## EXERCISE OBJECTIVE
State how many lines of the entries hold the string "person", and nothing more.
++++ INFORMATION SHOWN
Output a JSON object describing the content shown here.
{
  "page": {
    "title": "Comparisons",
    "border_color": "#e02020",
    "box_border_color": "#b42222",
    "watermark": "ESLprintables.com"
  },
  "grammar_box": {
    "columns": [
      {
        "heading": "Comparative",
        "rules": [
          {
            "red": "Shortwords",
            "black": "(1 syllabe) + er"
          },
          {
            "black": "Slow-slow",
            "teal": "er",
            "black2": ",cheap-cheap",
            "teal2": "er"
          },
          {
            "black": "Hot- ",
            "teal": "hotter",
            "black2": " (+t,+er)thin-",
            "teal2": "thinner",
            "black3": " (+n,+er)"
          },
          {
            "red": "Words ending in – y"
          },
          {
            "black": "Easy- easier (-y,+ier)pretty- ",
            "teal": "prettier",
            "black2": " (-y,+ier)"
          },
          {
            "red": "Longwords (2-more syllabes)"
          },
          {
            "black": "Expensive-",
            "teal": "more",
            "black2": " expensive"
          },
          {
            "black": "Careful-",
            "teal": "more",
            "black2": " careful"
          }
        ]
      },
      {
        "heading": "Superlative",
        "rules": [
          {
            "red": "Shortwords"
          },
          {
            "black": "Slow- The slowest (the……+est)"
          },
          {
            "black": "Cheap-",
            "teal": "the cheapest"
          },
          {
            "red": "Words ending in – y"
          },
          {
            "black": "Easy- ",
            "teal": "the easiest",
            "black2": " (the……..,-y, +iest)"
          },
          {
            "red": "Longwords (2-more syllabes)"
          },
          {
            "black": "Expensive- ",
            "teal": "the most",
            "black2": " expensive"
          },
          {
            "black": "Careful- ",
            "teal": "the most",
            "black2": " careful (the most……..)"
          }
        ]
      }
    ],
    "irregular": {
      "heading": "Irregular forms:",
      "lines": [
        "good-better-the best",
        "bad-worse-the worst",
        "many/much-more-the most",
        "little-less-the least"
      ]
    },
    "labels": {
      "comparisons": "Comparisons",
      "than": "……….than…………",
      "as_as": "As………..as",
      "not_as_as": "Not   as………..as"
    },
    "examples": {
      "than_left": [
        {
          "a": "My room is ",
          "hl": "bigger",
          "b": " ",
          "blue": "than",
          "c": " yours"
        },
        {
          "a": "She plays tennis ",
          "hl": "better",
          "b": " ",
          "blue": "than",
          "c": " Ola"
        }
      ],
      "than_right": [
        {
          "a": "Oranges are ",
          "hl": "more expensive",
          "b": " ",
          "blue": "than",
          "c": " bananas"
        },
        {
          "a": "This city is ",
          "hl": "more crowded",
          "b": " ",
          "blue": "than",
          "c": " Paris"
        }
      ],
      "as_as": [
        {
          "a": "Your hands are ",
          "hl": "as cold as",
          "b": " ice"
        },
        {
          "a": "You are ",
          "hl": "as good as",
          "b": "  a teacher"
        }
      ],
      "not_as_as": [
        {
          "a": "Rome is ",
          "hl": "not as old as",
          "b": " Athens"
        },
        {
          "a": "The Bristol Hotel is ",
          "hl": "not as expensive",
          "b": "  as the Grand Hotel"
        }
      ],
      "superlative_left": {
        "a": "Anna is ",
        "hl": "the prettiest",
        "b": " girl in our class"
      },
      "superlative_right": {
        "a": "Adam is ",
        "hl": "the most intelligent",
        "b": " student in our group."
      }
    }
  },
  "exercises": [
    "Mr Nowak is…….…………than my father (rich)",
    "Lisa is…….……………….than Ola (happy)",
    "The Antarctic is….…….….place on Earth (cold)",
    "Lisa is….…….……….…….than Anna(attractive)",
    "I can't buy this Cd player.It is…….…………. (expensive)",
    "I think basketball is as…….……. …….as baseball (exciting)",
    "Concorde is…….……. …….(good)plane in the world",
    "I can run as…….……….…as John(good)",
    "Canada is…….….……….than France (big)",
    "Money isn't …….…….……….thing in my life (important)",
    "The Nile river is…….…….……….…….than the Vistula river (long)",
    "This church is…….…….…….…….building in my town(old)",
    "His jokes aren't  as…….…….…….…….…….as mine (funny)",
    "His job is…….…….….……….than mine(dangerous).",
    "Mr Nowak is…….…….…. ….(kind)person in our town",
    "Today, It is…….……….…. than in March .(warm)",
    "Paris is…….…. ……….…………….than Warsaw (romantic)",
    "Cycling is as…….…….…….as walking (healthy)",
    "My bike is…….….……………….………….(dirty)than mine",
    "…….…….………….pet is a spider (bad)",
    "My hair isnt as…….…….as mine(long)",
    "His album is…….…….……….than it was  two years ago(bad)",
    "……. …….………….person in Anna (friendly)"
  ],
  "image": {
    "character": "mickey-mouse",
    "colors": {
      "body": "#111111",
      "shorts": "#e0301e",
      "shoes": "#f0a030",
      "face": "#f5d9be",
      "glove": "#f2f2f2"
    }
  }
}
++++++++
## EXERCISE RESPONSE
2